In a speech at the March 23 meeting of the FAA’s Commercial Space Transportation Advisory Committee (COMSTAC), Dickson indirectly referred to the SN8 incident. “We can’t take all the dangers out of commercial space transportation, but I also know that we have to make it as safe as humanly possible,” he said. “Sometimes, that means we have to set the parking brake and make sure that we’re all aligned.”

Dickson said there have been six commercial launch mishaps since the beginning of the 2021 fiscal year.
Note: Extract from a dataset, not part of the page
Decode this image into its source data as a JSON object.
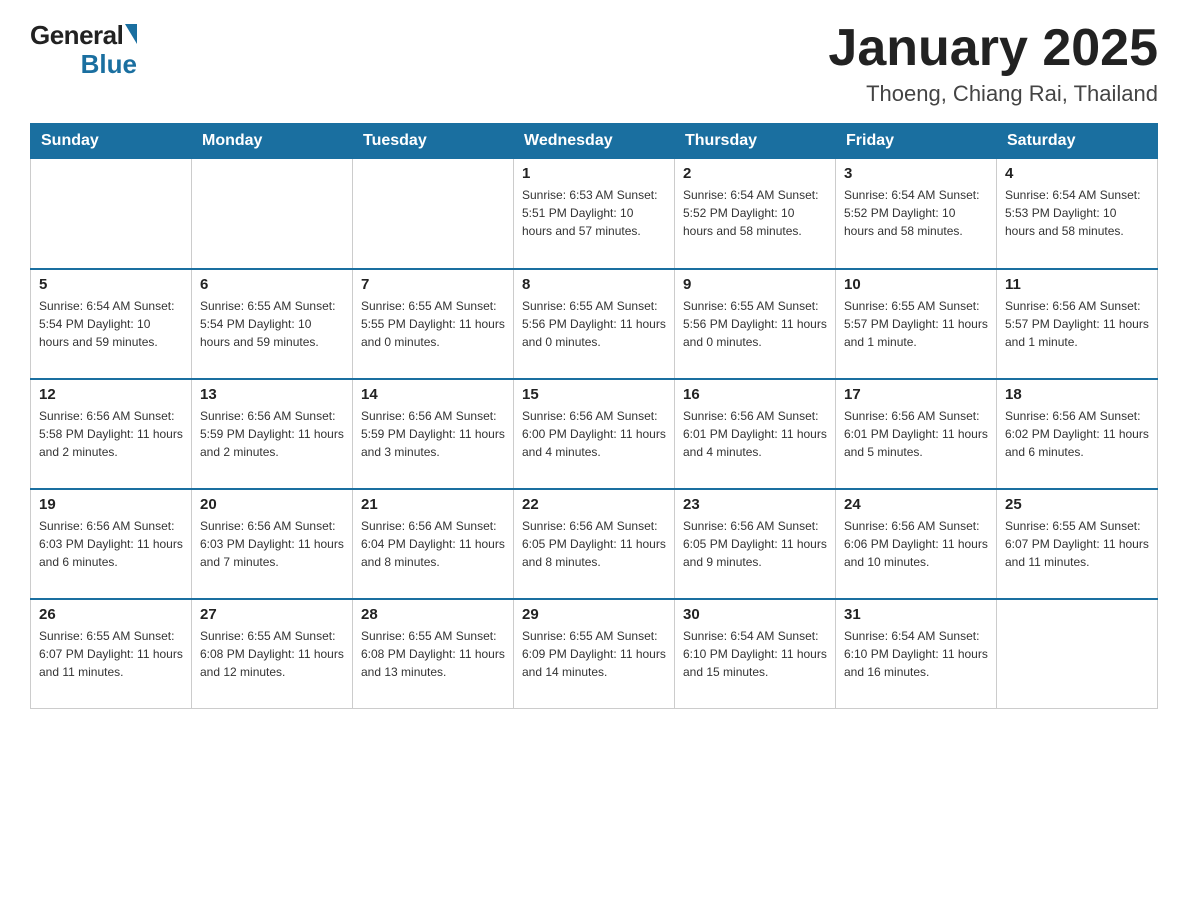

That includes the three Starship test flights that ended in explosion upon or shortly after landing, as well as a failed Falcon 9 landing at sea during an otherwise successful launch Feb. 15. The other two are the launch of Astra’s Rocket 3.2 in December that just missed reaching orbit and an aborted test flight of Virgin Galactic’s SpaceShipTwo suborbital spaceplane, also in December.

“When mishaps do happen, which is not uncommon in a fast-moving new field, they should be successful failures, meaning that the failure was consistent with, in this case, the FAA’s analysis that showed that the public would be kept safe,” Dickson said.

“So far, there have been six mishaps this fiscal year, some that ended in spectacular fireballs and went viral on social media,” he said, “but all six of these were successful failures, because we were able to protect public safety.”

Jeff Foust writes about space policy, commercial space, and related topics for SpaceNews. He earned a Ph.D. in planetary sciences from the Massachusetts Institute of Technology and a bachelor’s degree with honors in geophysics and planetary science...